Blake has her go-to resources handy as she’s doing the work: among them, Words into Type, Merriam-Webster Online Dictionary and Thesaurus, The Chicago Manual of Style Online, Chambers Dictionary of Etymology, and Dreyer’s English: An Utterly Correct Guide to Clarity and Style (a new release!). In addition to using track changes and inline notes for comments and suggestions, Blake also jots down chapter summaries, various details, and brainstorming items in a notebook; she uses them during her second pass. “These notes,” she said, “are helpful for the (optional) post-edit conversation or brainstorming session with the writer.” Making a note of details and reactions also helps with the editorial letter we might send to our clients to give them an overview of our feedback and suggestions. I typically start my editorial letter as I begin the project. It’s usually open in a separate window, and I shuttle between it and the document when I need to note something about a specific scene, paragraph, or page. Like Blake, I also have gut reactions when reading a piece of fiction—Can you start a new chapter here? What if you added….? This reminds me of…—so the notes and in-progress editorial letter capture these reactions.
All editors have made mistakes. I’ve talked about mine in the context of what I’ve learned in my time as a freelancer. Handling money—both a clear fee structure and invoicing system—are part of this learning for all of us. Whether you’re charging by the word, page, hour, or project, Blake reminds us, “we all tend to follow the same rough guideline, acknowledging that 250 words is the industry standard for a manuscript page.” This should always be clear to your clients on your website, scopes of work, and anywhere else the money question comes up.
Blake has a fantastic answer about other things she’s learned from mistakes:
Here, I will step onto my soapbox. Never—I repeat, never—go into a project blind. Always ask for sample pages to review before taking on a new client. Those pages will inform you of the scope of the work—the depth of editing needed and how much time it would take to do the job. They also give you something to base a quote on and allow you to provide a sample edit, which enables the writer to get a sense for your editing style. This initial exchange gives both of you the opportunity to determine if you’re a good match.
But wait…there’s more:
A good match? Yes. Whereas mechanical editing can be done with a dispassionate eye, developmental editing requires creativity. Every writer deserves to be matched with an editor who will get excited about and advocate for their work. If the manuscript doesn’t spark interest, chances are you will not do it justice. Regardless of the reason it doesn’t float your boat—subject matter, voice, genre—taking on a project that isn’t a good fit is unfair to the writer and you; their money and your time can be better spent.
Developmental editing, like teaching or coaching, is about more than correcting grammar and making comments.
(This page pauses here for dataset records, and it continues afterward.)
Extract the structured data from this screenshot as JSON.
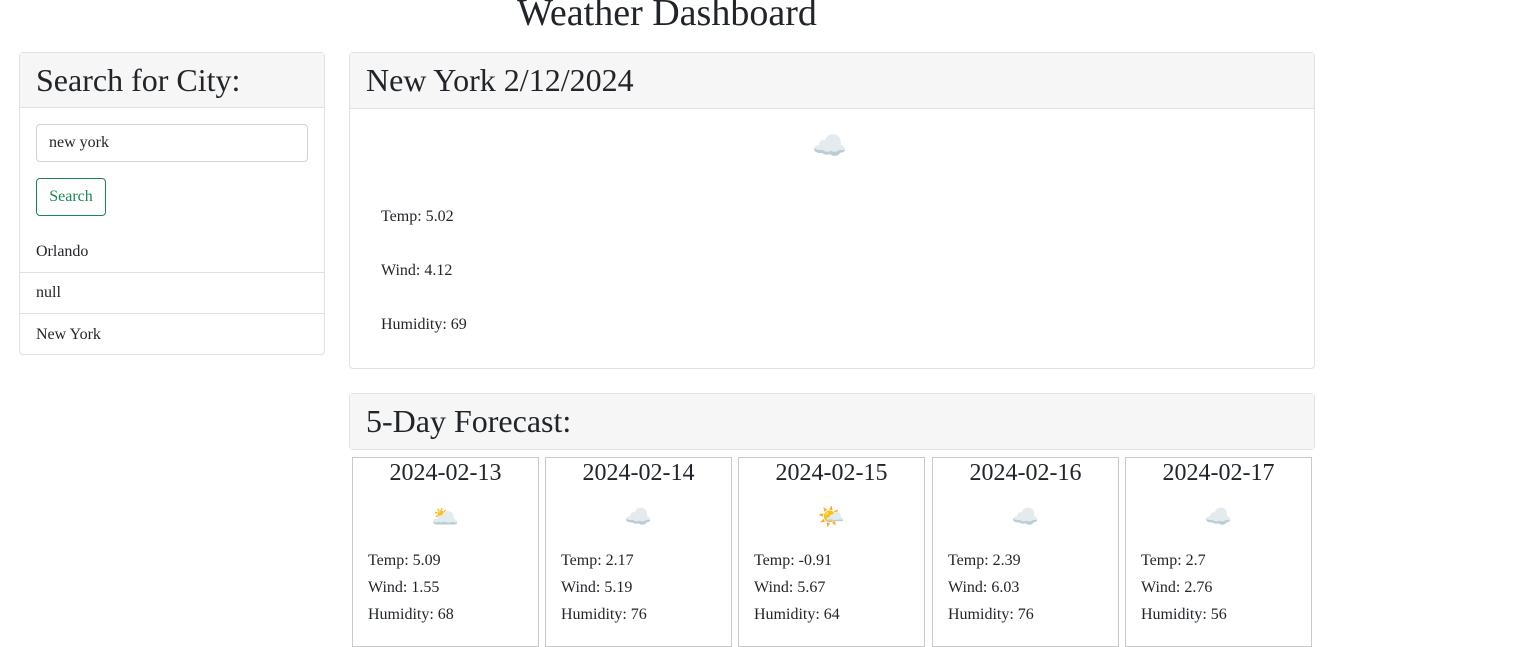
{
  "header": {
    "title": "Weather Dashboard"
  },
  "search": {
    "heading": "Search for City:",
    "input_value": "new york",
    "button_label": "Search",
    "history": [
      "Orlando",
      "null",
      "New York"
    ]
  },
  "current": {
    "title": "New York 2/12/2024",
    "icon": "cloud-icon",
    "icon_glyph": "☁️",
    "temp": "Temp: 5.02",
    "wind": "Wind: 4.12",
    "humidity": "Humidity: 69"
  },
  "forecast": {
    "heading": "5-Day Forecast:",
    "days": [
      {
        "date": "2024-02-13",
        "icon": "partly-cloudy-icon",
        "icon_glyph": "🌥️",
        "temp": "Temp: 5.09",
        "wind": "Wind: 1.55",
        "humidity": "Humidity: 68"
      },
      {
        "date": "2024-02-14",
        "icon": "cloud-icon",
        "icon_glyph": "☁️",
        "temp": "Temp: 2.17",
        "wind": "Wind: 5.19",
        "humidity": "Humidity: 76"
      },
      {
        "date": "2024-02-15",
        "icon": "few-clouds-icon",
        "icon_glyph": "🌤️",
        "temp": "Temp: -0.91",
        "wind": "Wind: 5.67",
        "humidity": "Humidity: 64"
      },
      {
        "date": "2024-02-16",
        "icon": "cloud-icon",
        "icon_glyph": "☁️",
        "temp": "Temp: 2.39",
        "wind": "Wind: 6.03",
        "humidity": "Humidity: 76"
      },
      {
        "date": "2024-02-17",
        "icon": "cloud-icon",
        "icon_glyph": "☁️",
        "temp": "Temp: 2.7",
        "wind": "Wind: 2.76",
        "humidity": "Humidity: 56"
      }
    ]
  },
  "colors": {
    "search_button": "#198754",
    "card_header_bg": "#f6f6f6",
    "border": "#dee2e6"
  }
}
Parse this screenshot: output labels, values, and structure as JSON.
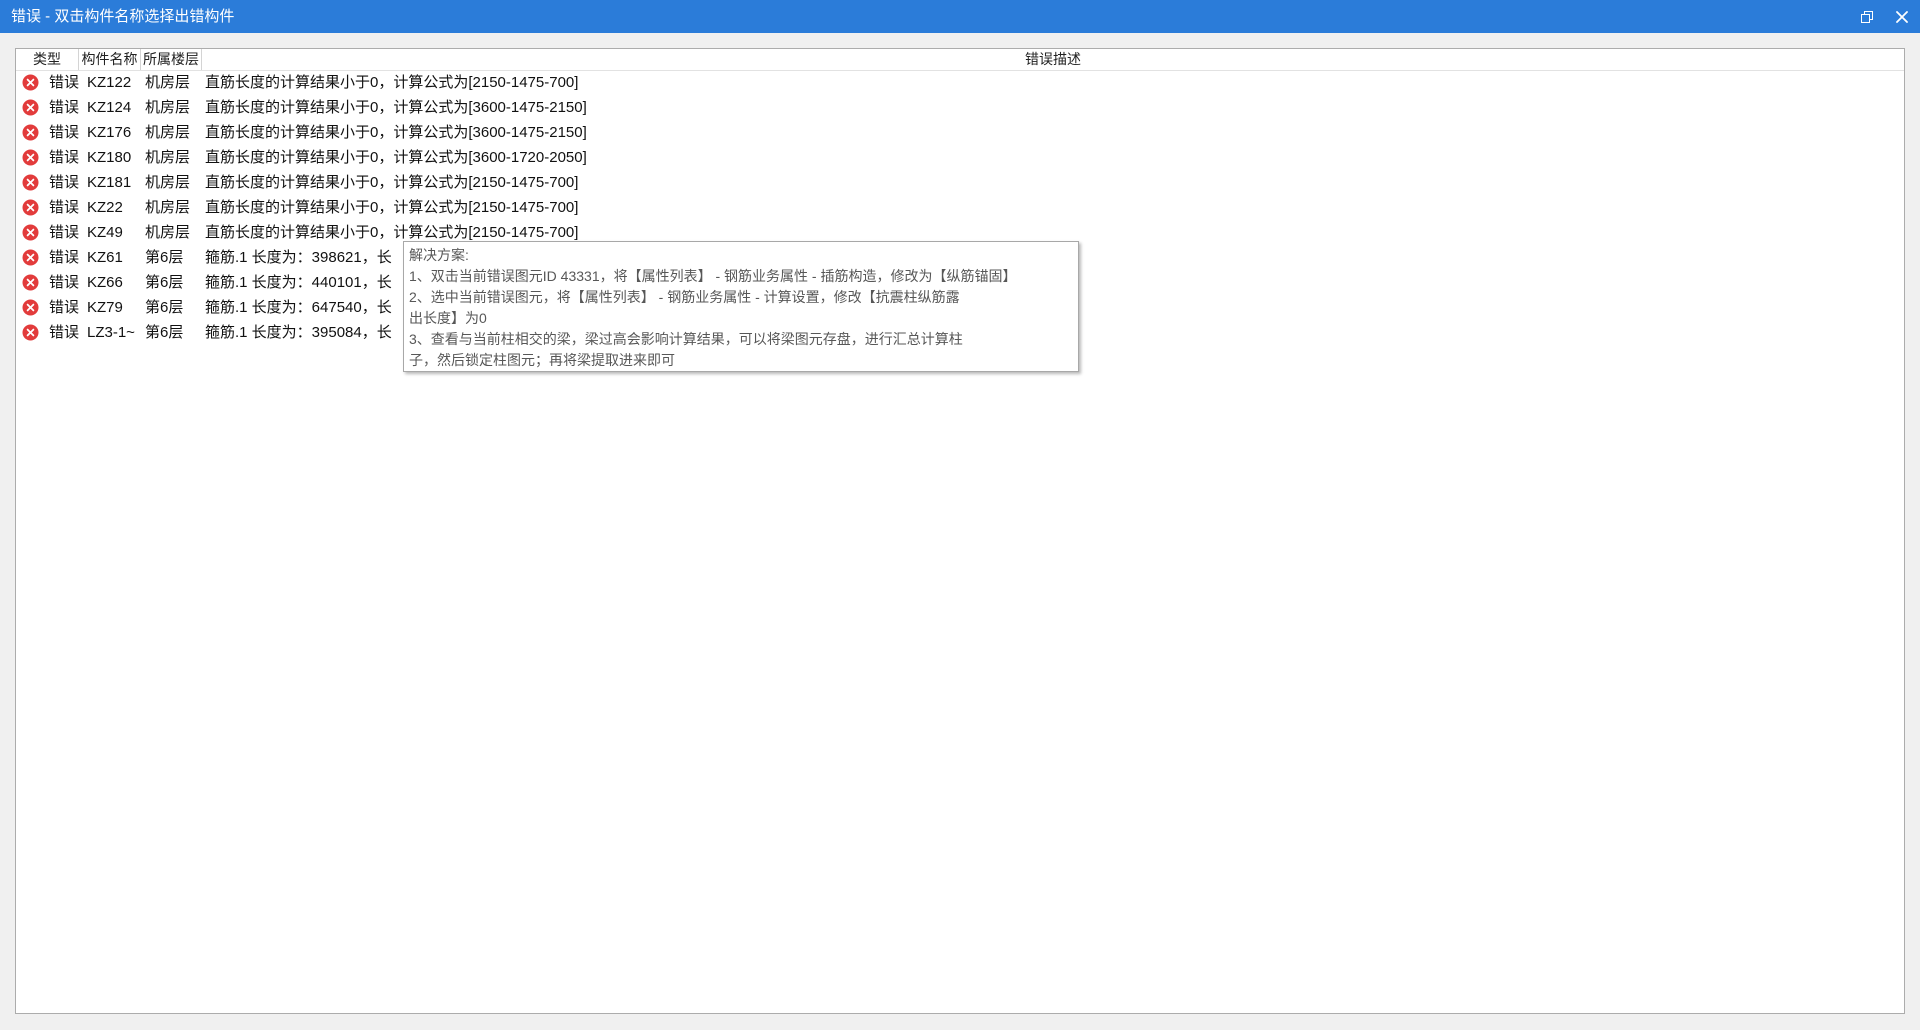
{
  "window": {
    "title": "错误 - 双击构件名称选择出错构件"
  },
  "icons": {
    "error": "error-icon",
    "restore": "restore-icon",
    "close": "close-icon"
  },
  "colors": {
    "titlebar": "#2b7cd9",
    "error_icon": "#e23b3b"
  },
  "table": {
    "columns": [
      "类型",
      "构件名称",
      "所属楼层",
      "错误描述"
    ],
    "rows": [
      {
        "type": "错误",
        "name": "KZ122",
        "floor": "机房层",
        "description": "直筋长度的计算结果小于0，计算公式为[2150-1475-700]"
      },
      {
        "type": "错误",
        "name": "KZ124",
        "floor": "机房层",
        "description": "直筋长度的计算结果小于0，计算公式为[3600-1475-2150]"
      },
      {
        "type": "错误",
        "name": "KZ176",
        "floor": "机房层",
        "description": "直筋长度的计算结果小于0，计算公式为[3600-1475-2150]"
      },
      {
        "type": "错误",
        "name": "KZ180",
        "floor": "机房层",
        "description": "直筋长度的计算结果小于0，计算公式为[3600-1720-2050]"
      },
      {
        "type": "错误",
        "name": "KZ181",
        "floor": "机房层",
        "description": "直筋长度的计算结果小于0，计算公式为[2150-1475-700]"
      },
      {
        "type": "错误",
        "name": "KZ22",
        "floor": "机房层",
        "description": "直筋长度的计算结果小于0，计算公式为[2150-1475-700]"
      },
      {
        "type": "错误",
        "name": "KZ49",
        "floor": "机房层",
        "description": "直筋长度的计算结果小于0，计算公式为[2150-1475-700]"
      },
      {
        "type": "错误",
        "name": "KZ61",
        "floor": "第6层",
        "description": "箍筋.1 长度为：398621，长"
      },
      {
        "type": "错误",
        "name": "KZ66",
        "floor": "第6层",
        "description": "箍筋.1 长度为：440101，长"
      },
      {
        "type": "错误",
        "name": "KZ79",
        "floor": "第6层",
        "description": "箍筋.1 长度为：647540，长"
      },
      {
        "type": "错误",
        "name": "LZ3-1~",
        "floor": "第6层",
        "description": "箍筋.1 长度为：395084，长"
      }
    ]
  },
  "tooltip": {
    "lines": [
      "解决方案:",
      "1、双击当前错误图元ID 43331，将【属性列表】 - 钢筋业务属性 - 插筋构造，修改为【纵筋锚固】",
      "2、选中当前错误图元，将【属性列表】 - 钢筋业务属性 - 计算设置，修改【抗震柱纵筋露",
      "出长度】为0",
      "3、查看与当前柱相交的梁，梁过高会影响计算结果，可以将梁图元存盘，进行汇总计算柱",
      "子，然后锁定柱图元；再将梁提取进来即可"
    ]
  }
}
It’s about creating a constructive, two-way relationship with the writer and their work. The writer learns from your expertise and insight on their work, and you’re always learning about yourself as an editor with each project. “Handing over a ‘book baby’ for criticism is a vulnerable act,” Blake says. “Writers put blood, sweat, and tears into their work. Respect that by offering feedback in a kind, constructive manner.”
If you want to participate and show off your editing methods, let me know via Twitter or email (firstname.lastname@example.org).